>>>
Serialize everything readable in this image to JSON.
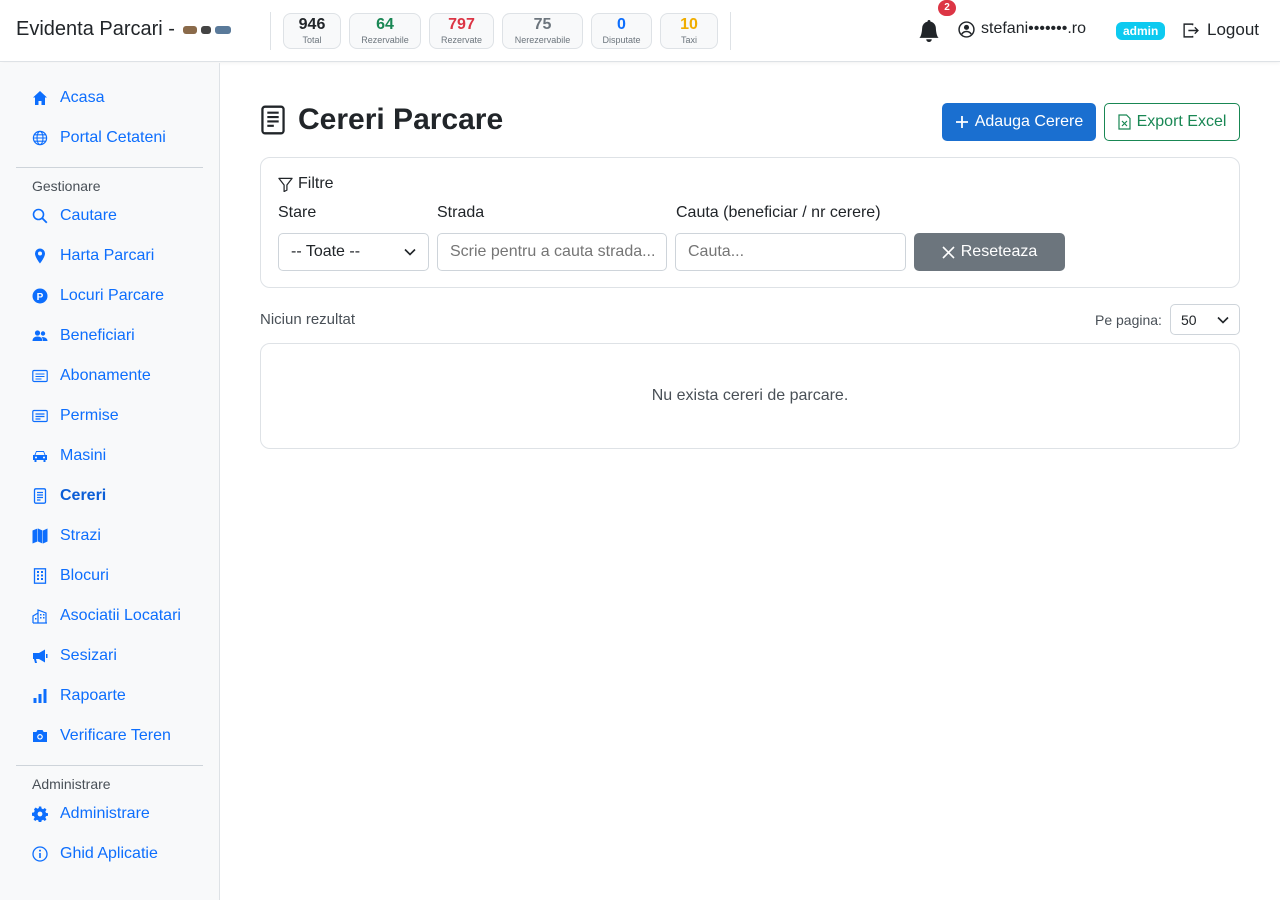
{
  "header": {
    "brand": "Evidenta Parcari -",
    "stats": [
      {
        "value": "946",
        "label": "Total",
        "color": "#212529"
      },
      {
        "value": "64",
        "label": "Rezervabile",
        "color": "#198754"
      },
      {
        "value": "797",
        "label": "Rezervate",
        "color": "#dc3545"
      },
      {
        "value": "75",
        "label": "Nerezervabile",
        "color": "#6c757d"
      },
      {
        "value": "0",
        "label": "Disputate",
        "color": "#0d6efd"
      },
      {
        "value": "10",
        "label": "Taxi",
        "color": "#f0ad00"
      }
    ],
    "notifications_count": "2",
    "user_email": "stefani•••••••.ro",
    "role_badge": "admin",
    "logout_label": "Logout"
  },
  "sidebar": {
    "top_items": [
      {
        "label": "Acasa",
        "icon": "house-icon"
      },
      {
        "label": "Portal Cetateni",
        "icon": "globe-icon"
      }
    ],
    "section_gestionare": "Gestionare",
    "gestionare_items": [
      {
        "label": "Cautare",
        "icon": "search-icon"
      },
      {
        "label": "Harta Parcari",
        "icon": "map-pin-icon"
      },
      {
        "label": "Locuri Parcare",
        "icon": "parking-icon"
      },
      {
        "label": "Beneficiari",
        "icon": "people-icon"
      },
      {
        "label": "Abonamente",
        "icon": "card-list-icon"
      },
      {
        "label": "Permise",
        "icon": "card-text-icon"
      },
      {
        "label": "Masini",
        "icon": "car-icon"
      },
      {
        "label": "Cereri",
        "icon": "document-icon",
        "active": true
      },
      {
        "label": "Strazi",
        "icon": "map-icon"
      },
      {
        "label": "Blocuri",
        "icon": "building-icon"
      },
      {
        "label": "Asociatii Locatari",
        "icon": "buildings-icon"
      },
      {
        "label": "Sesizari",
        "icon": "megaphone-icon"
      },
      {
        "label": "Rapoarte",
        "icon": "bar-chart-icon"
      },
      {
        "label": "Verificare Teren",
        "icon": "camera-icon"
      }
    ],
    "section_administrare": "Administrare",
    "administrare_items": [
      {
        "label": "Administrare",
        "icon": "gear-icon"
      },
      {
        "label": "Ghid Aplicatie",
        "icon": "info-icon"
      }
    ]
  },
  "main": {
    "title": "Cereri Parcare",
    "add_button": "Adauga Cerere",
    "export_button": "Export Excel",
    "filters": {
      "title": "Filtre",
      "status_label": "Stare",
      "status_value": "-- Toate --",
      "street_label": "Strada",
      "street_placeholder": "Scrie pentru a cauta strada...",
      "search_label": "Cauta (beneficiar / nr cerere)",
      "search_placeholder": "Cauta...",
      "reset_button": "Reseteaza"
    },
    "results_text": "Niciun rezultat",
    "per_page_label": "Pe pagina:",
    "per_page_value": "50",
    "empty_message": "Nu exista cereri de parcare."
  },
  "colors": {
    "primary": "#1a6fd0",
    "link": "#0d6efd",
    "success": "#198754",
    "secondary": "#6c757d",
    "danger": "#dc3545",
    "info": "#0dcaf0"
  }
}
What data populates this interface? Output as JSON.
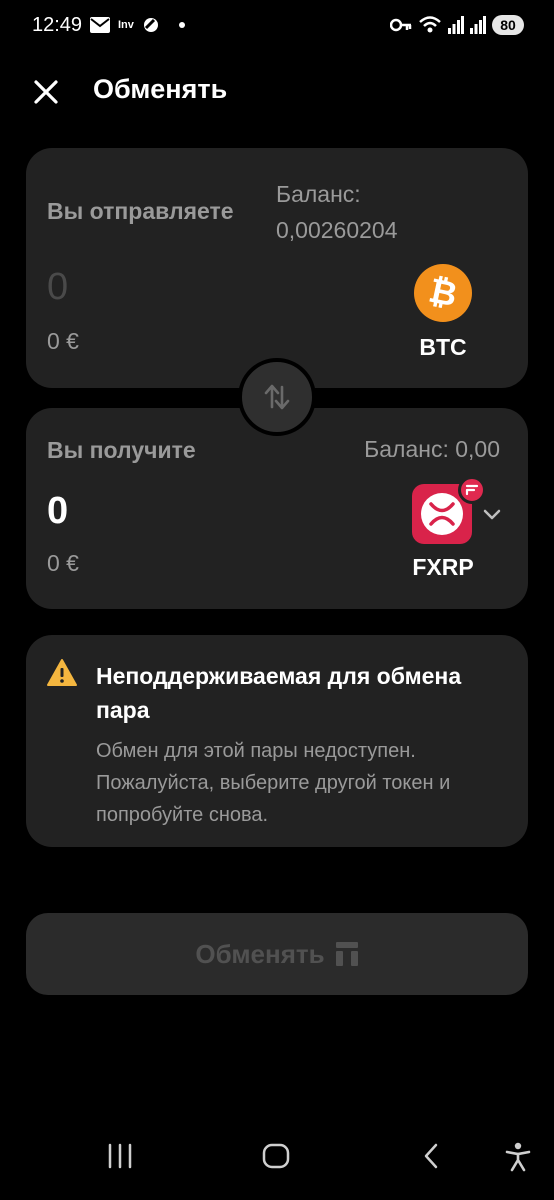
{
  "status_bar": {
    "time": "12:49",
    "left_icons": [
      "mail-icon",
      "inv-icon",
      "app-icon",
      "dot-icon"
    ],
    "inv_label": "Inv",
    "right_icons": [
      "key-icon",
      "wifi-icon",
      "signal-icon",
      "signal-icon"
    ],
    "battery": "80"
  },
  "header": {
    "title": "Обменять",
    "close_icon": "close-icon"
  },
  "send": {
    "label": "Вы отправляете",
    "balance_label": "Баланс:",
    "balance_value": "0,00260204",
    "amount": "0",
    "fiat": "0 €",
    "token_symbol": "BTC",
    "token_color": "#F2901C"
  },
  "swap_icon": "swap-arrows-icon",
  "receive": {
    "label": "Вы получите",
    "balance": "Баланс: 0,00",
    "amount": "0",
    "fiat": "0 €",
    "token_symbol": "FXRP",
    "token_color": "#D9234A"
  },
  "warning": {
    "icon": "warning-icon",
    "title": "Неподдерживаемая для обмена пара",
    "text": "Обмен для этой пары недоступен. Пожалуйста, выберите другой токен и попробуйте снова."
  },
  "exchange_button": {
    "label": "Обменять",
    "icon": "lock-icon"
  },
  "nav_bar": {
    "items": [
      "recents-icon",
      "home-icon",
      "back-icon",
      "accessibility-icon"
    ]
  }
}
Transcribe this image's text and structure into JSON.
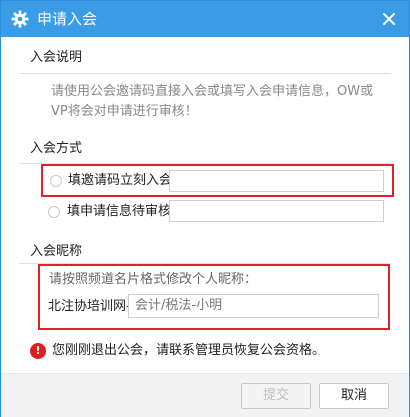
{
  "titlebar": {
    "title": "申请入会",
    "icon": "gear-icon",
    "close_icon": "close-icon"
  },
  "intro": {
    "label": "入会说明",
    "text": "请使用公会邀请码直接入会或填写入会申请信息，OW或VP将会对申请进行审核！"
  },
  "method": {
    "label": "入会方式",
    "options": [
      {
        "label": "填邀请码立刻入会",
        "input_value": ""
      },
      {
        "label": "填申请信息待审核",
        "input_value": ""
      }
    ]
  },
  "nickname": {
    "label": "入会昵称",
    "tip": "请按照频道名片格式修改个人昵称：",
    "prefix": "北注协培训网-",
    "value": "会计/税法-小明"
  },
  "warning": {
    "icon": "!",
    "text": "您刚刚退出公会，请联系管理员恢复公会资格。"
  },
  "footer": {
    "submit_label": "提交",
    "cancel_label": "取消"
  },
  "colors": {
    "titlebar": "#3a9be6",
    "highlight": "#e0202a",
    "warning": "#e02020"
  }
}
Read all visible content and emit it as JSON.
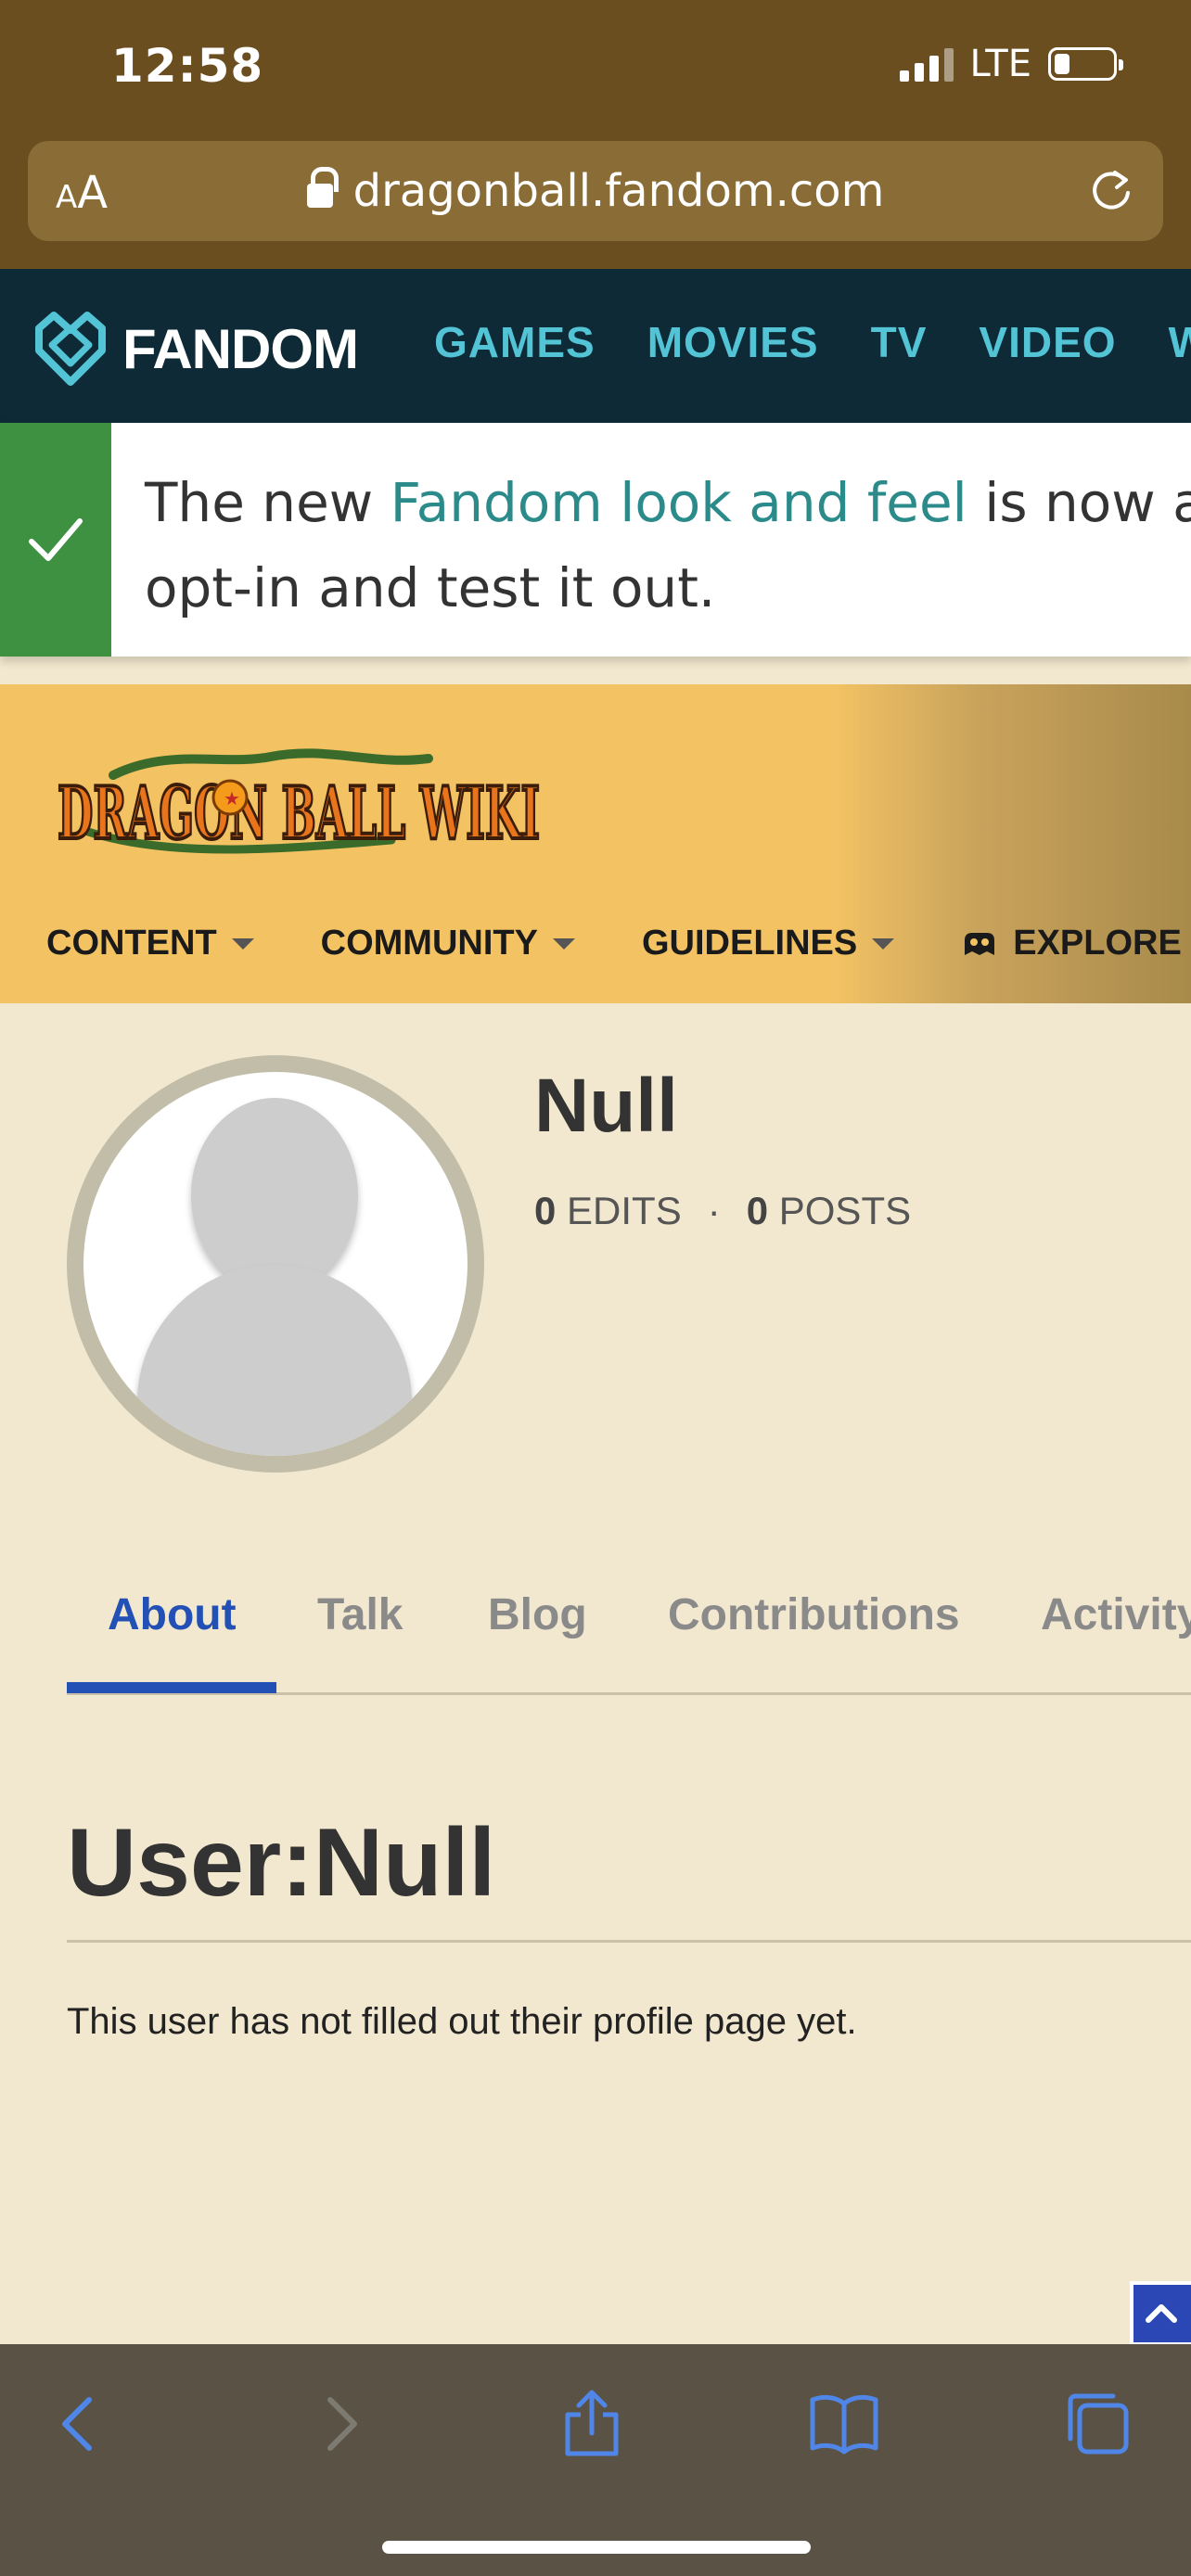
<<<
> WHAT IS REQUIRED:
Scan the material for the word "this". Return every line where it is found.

> OUTPUT BELOW:
Serialize everything readable in this image to JSON.
What data populates this interface? Output as JSON.
Transcribe this image's text and structure into JSON.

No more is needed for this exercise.